From the beginning Fergus lets his readers know that this story is a 'what if' that never came to pass. It's based on the story of a Cheyenne chief who requested 1,000 white women as brides for his warriors. The thought is that since the Cheyenne society is matrilineal, the children produced from these unions would help the tribe assimilate into the white man's world. In real life, the request was denied but in the fictional world Fergus explores the consequences of this request through the eyes of a white woman named May Dodd. While I can certainly appreciate Fergus’ take on the “what if” this request came to pass, I didn’t enjoy this book. It was one of those cases where the idea sounded great, but the execution was poor. Very poor.

One thing that bothered me was the narrative style. True to its subtitle, the book is written in journal form. I don’t normally like this style of narration, but I was willing to go with it. The problem I had with May’s journals is that they weren’t so much journal entries, but dated mini stories. These “journal entries” had pages of dialogue, currently happening events and details included. It’s like Fergus never read a journal in his life. Even the letters that May wrote to her sister and ex-husband were in actuality mini stories. May recounts every little detail from the scenery to what everybody in the conversation said. As if this wasn’t bad enough, the dialogue is so freaking racist and stereotypical. I just. CAN’T. EVEN.

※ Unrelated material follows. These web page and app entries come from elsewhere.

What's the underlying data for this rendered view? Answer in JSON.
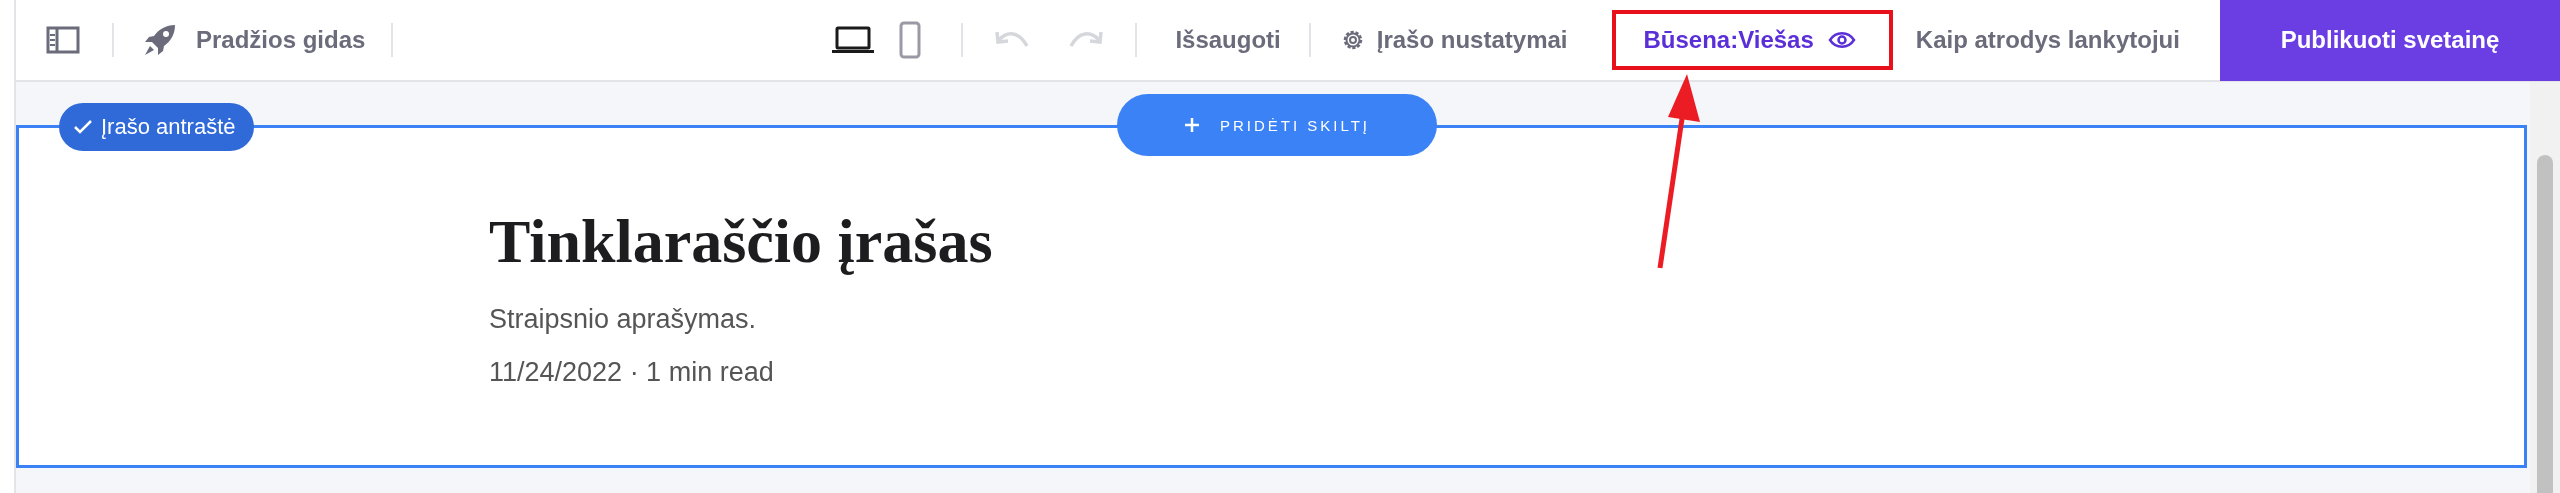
{
  "toolbar": {
    "guide": {
      "label": "Pradžios gidas"
    },
    "devices": [
      {
        "kind": "desktop",
        "selected": true
      },
      {
        "kind": "mobile",
        "selected": false
      }
    ],
    "history": [
      {
        "kind": "undo",
        "disabled": true
      },
      {
        "kind": "redo",
        "disabled": true
      }
    ],
    "save": {
      "label": "Išsaugoti"
    },
    "settings": {
      "label": "Įrašo nustatymai"
    },
    "status": {
      "label": "Būsena:Viešas",
      "highlighted": true
    },
    "preview": {
      "label": "Kaip atrodys lankytojui"
    },
    "publish": {
      "label": "Publikuoti svetainę"
    }
  },
  "section": {
    "badge": "Įrašo antraštė",
    "selected": true,
    "add_button": "PRIDĖTI SKILTĮ",
    "title": "Tinklaraščio įrašas",
    "description": "Straipsnio aprašymas.",
    "meta": "11/24/2022 · 1 min read"
  }
}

Okay, let me just take a deep breath and give you an example. This is Gretchen, the Swedish woman, in the group. By the way, the italicized text appears in the book as is:

'Gretchen Fathauer stood, solid as a house, her hands on her broad hips, eyes squinted against the sun. Finally she raised her fist in the air, and shook it as if to get their attention, and cried out. “Yah! All you fellas there! I am a goot woman! I make someone of you a goot wife.” And she pounded her breast. “I yam not a pretty girl but I make bick strong babies!” And she laughed, bellowing like a cow.' p. 102


EVERY character with an accent speaks lik dis. Every.Single.One. Plus, they all play into the stereotypes of their culture. For example, Phemie, the only African American in the group is portrayed as a warrior African queen. She walks about half naked showing off her flawless cocoa skin and breasts as she rides with the men. What’s so ironic about Fergus May writing the dialogue like this is that she prides herself in being so modern and all inclusive, yet she acts like a stereotypical, judgmental white woman.

This was another thing that bothered me: May. When you can’t stand the main character you know you have problems. At first we’re supposed to be sympathetic towards May and you know, I was. It was unfair the reasons why she was put in an asylum. But, rather than moving on she kept dwelling and repeating those reasons. It just became repetitive and I became unsympathetic. I think Fergus was trying to show how May was still bitter, but it just got on my nerves, especially with all the other crap she spewed.

One point that was made during the HF discussion was that May came off as too modern. I have to agree and add that so did some of the other women. I hated how May would barge herself in situations, especially with the Indians. For example, there was a certain place where women weren’t allowed, so May talked another one of the women into walking right in and sitting down. The Indians protested a bit and then just left them be. Sorry, but this is bullshit. I don’t think she would have gotten a free pass to be so arrogant and disrespectful of rules just because she was a white woman.

The only portions I enjoyed were the scenery descriptions. I think Fergus did a wonderful job of putting the reader into the scene. Too bad the rest didn’t come together.